Many remnants of North Carolina's sometimes volatile east-west rivalry remain. For example, the eighteenth-century conflict and eventual compromise between the eastern and western regions determined the locations of both the state's capital and its first major university. The site for the capital city of Raleigh was arrived at through much east-west political wrangling; it was ultimately selected, according to both legend and historical research, by its proximity to a tavern that served an excellent rum punch. The location of the University of North Carolina in Chapel Hill was likewise a compromise between eastern and western discourse.
Hugh T. Lefler and Albert R. Newsome, North Carolina: The History of a Southern State (3rd ed., 1973).
Paul Luebke, Tar Heel Politics: Myths and Realities (1990).

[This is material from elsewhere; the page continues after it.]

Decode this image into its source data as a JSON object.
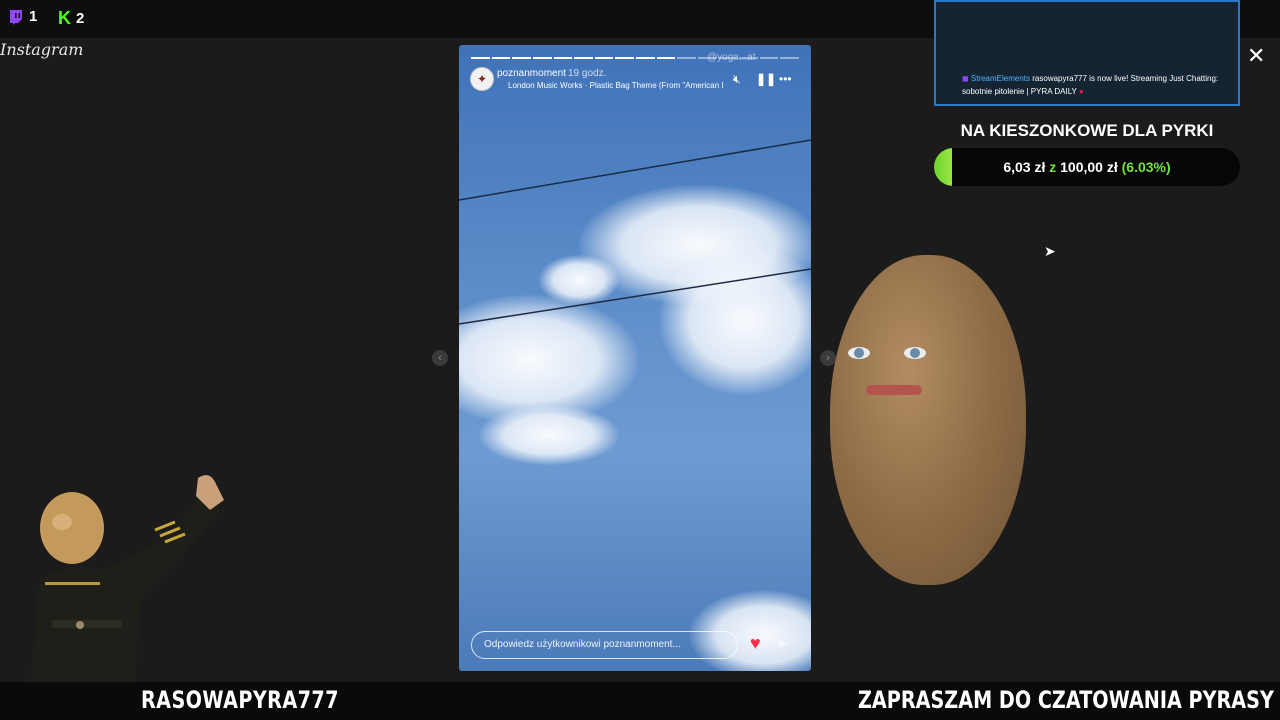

William S. Powell, North Carolina through Four Centuries (1989).
Mountain Music Festival, Asheville, NC, September 1938, photo taken by Baker. Conservation and Development Department, Travel and Tourism Division Photo Files, ConDev1454A, North Carolina State Archives. Available from http://www.flickr.com/photos/north-carolina-state-archives/2387463859/ (accessed October 11, 2012).
Camp creek grist mill 1-1-20 Frank W. Bicknell Photograph Collection, call #: PhC8_828 , North Carolina State Archives, Raleigh, NC. Available from http://www.flickr.com/photos/north-carolina-state-archives/2744214109/ (accessed October 11, 2012).
Shad fishing, Wanchese men pulling up a block of ice for fish house n.d. (1935-1940). From the Charles A. Farrell Photograph Collection, call #: PhC_9_2_58_24, North Carolina State Archives, Raleigh, NC.Available from http://www.flickr.com/photos/north-carolina-state-archives/6843321957/(accessed October 11, 2012).
Brickle, Edenton, Shad and Herring fishing n.d. (1935-1940). From the Charles A. Farrell Photograph Collection, call #: PhC_9_2_58_11a, North Carolina State Archives, Raleigh, NC. Available from http://www.flickr.com/photos/north-carolina-state-archives/6843326405/(accessed October 11, 2012).
One-to-one voting gave the Piedmont and Mountain regions more power. Image courtesy of the State Archives of NC. House Joint Session, State Capital, 1941 or 1943 House Joint Session, State Capital, 1941 or 1943, Raleigh, NC; appears to Governor broughton speaking. From General Negative Collection, North Carolina State Archives, call #: N-2000-3-77, Raleigh, NC. Available from http://www.flickr.com/photos/north-carolina-state-archives/6100677229/ (accessed October 11, 2012).
1 January 2006 | Cockrell, David L.; Williams, Wiley J.